Not surprisingly, a study at the University of Florida  considered maximum velocity, railway track embankment,  track curvature,  centrifugal forces, friction and other factors to establish derailment speed.  All of the various factors were determined using mathematical formulas and proved once again the ancient wisdom that “Mathematics is the way to understand the universe.”    

Since the days of Galileo and Newton, math has nurtured science.  Unfortunately, the United States is far behind other nations in mathematics and math teachers are in short supply.  Studies have shown that American students score significantly lower than students worldwide in math achievement, ranking 25th among 34 countries.  

One reason may be that many of us agree with Dave Barry.  In an earlier article I included a few examples where simple math can actually be surprisingly useful.  They may even provide the incentive to learn more about the essentials and is available in one of the chapters in my book “Science Snippets.”

One excellent exercise for the family to tackle and enjoy is what is known as Fermi’s problem. It is a riddle based on estimation and named after the physicist Enrico Fermi (1901-1954).  (He was known for his ability to make good approximate calculations with little or no actual data.)  
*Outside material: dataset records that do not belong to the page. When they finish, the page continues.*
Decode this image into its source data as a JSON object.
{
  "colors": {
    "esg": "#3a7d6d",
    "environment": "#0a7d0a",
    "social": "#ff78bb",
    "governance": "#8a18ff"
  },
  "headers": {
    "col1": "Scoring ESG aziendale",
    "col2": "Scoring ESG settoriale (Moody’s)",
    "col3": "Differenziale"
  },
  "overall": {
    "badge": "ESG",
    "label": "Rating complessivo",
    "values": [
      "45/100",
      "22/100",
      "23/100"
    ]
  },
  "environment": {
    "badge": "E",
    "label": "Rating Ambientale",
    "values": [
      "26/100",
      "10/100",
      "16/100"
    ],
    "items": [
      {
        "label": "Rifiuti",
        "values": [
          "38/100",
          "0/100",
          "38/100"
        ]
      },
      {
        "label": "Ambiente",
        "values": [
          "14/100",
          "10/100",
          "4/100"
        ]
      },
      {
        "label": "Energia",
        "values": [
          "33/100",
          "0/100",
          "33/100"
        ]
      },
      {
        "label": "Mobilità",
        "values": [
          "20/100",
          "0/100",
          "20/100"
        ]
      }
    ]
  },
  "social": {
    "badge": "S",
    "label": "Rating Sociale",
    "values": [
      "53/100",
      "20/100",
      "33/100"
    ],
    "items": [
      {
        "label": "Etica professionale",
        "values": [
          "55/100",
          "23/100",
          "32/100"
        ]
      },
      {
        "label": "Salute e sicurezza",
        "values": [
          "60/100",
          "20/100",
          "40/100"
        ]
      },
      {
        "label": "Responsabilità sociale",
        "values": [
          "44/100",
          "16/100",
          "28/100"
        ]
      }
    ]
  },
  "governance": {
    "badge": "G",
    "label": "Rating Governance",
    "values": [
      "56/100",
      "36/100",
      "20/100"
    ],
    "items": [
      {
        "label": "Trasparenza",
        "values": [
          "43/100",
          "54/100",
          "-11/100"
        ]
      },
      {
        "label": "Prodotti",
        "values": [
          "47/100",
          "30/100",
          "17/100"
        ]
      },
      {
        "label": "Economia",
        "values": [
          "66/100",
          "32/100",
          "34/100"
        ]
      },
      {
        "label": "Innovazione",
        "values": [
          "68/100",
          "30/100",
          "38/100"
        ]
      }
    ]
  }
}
One classic example, and one often used, is to guess how many piano tuners there are in Chicago. Without looking and calling your cell phone for an answer you could start by guessing the population of that city.  Using 2.5 million to start, and assuming the average household has four people, we would have 625,000 households. Predict that one out five has a piano; that gets us to about 125,000 pianos. Let’s say that all get tuned once a year. Now the question is how many pianos a tune can service annually.  You can guess that one can tune three pianos per day.  Multiply by five times a week, for 50 weeks a year, and that comes out to be about 750 pianos per tuner per year.  Divide the number of pianos (125,000) by 750, and you get roughly 170 tuners in Chicago. The goal isn’t knowing the exact number but rather being able to estimate the right order of magnitude using nothing but common sense.  

According to a recent article in the New York Times magazine written by Caroline Chen, contemplating Fermi problems keeps one curious about the world and how things relate to one another.  Examples of similar problems can be found on the internet.

Final Thoughts

One article I read suggests starting the first week of the eighth grade with Fermi problems.  This could set the tone for a positive academic environment and community of learners, which foster both mathematical and affective processes.  The Fermi problems and social skills introduced that week combine to generate the kind of involvement and thinking processes that are at the root of quantitative literacy. However, solving Fermi problems needn’t be limited to schools, they can teach all of us how to be more creative and to work as a team.

Max Sherman is a medical writer and pharmacist retired from the medical device industry.  His new book “Science Snippets” is available from Amazon and other book sellers. It contains a number of previously published columns.  He can be reached by email at  maxsherman339@gmail.com.